Twelve years after he died, the government wants to put up a bronze statue of the first Premier of the Eastern Cape Ray Mhlaba. It will be in Mhlaba's hometown of Fort Beaufort in the Eastern Cape and will be five metres high (the statue of Nelson Mandela outside the Union Buildings in Pretoria is nine metres).

The national Department of Arts and Culture is running the project and has issued a tender that closes on February 17. The tender was advertised in the weekend newspapers.

"The primary objective of this project is to promote and preserve the legacy of Oom Ray, social cohesion and nation building. Broadly speaking, it is also about recovering, and even comprehending memory of a complex and often troubled South African history, not only for posterity but also for present knowledge production," said the department in the tender documents.

The 5m statue will be installed in the Tony Yengeni Square in Fort Beaufort.

The plaque that goes with the statue "must be inscribed with a well-researched summarised inscription of between 150 and 300 words, detailing who Oom Ray was, and his contribution towards the liberation struggle and construction of democracy in this country" and must be written in more than one language, likely English, isiXhosa and Afrikaans, said the tender.

Fort Beaufort is in Nkonkobe Local Municipality, now renamed Raymond Mhlaba Local Municipality.

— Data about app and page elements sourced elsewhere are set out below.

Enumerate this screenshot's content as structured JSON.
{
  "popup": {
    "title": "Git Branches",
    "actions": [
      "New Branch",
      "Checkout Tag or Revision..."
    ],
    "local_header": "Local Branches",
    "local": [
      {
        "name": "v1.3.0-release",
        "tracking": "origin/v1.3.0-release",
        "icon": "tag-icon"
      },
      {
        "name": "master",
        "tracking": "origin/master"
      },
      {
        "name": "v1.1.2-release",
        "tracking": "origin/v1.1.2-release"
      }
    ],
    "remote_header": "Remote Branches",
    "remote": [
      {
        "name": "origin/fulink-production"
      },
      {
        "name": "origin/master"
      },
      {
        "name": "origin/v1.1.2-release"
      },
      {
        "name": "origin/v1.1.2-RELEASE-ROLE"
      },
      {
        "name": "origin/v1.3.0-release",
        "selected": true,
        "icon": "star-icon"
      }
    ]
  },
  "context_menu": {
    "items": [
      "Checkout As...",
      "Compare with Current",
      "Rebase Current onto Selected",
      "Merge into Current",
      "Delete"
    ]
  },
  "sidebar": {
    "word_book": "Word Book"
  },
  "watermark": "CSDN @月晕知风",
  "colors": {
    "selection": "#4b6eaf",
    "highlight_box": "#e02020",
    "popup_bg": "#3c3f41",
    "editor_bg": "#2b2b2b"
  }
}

Mhlaba was born in Fort Beaufort in 1920, became a member and leader of the ANC and the SACP and was a founder member of the ANC's armed wing Mkhonto weSizwe (MK). He was jailed on Robben Island until 1989, was the first premier of the Eastern Cape, then South African High Commissioner to Uganda. He retired in 2001 and died in 2005.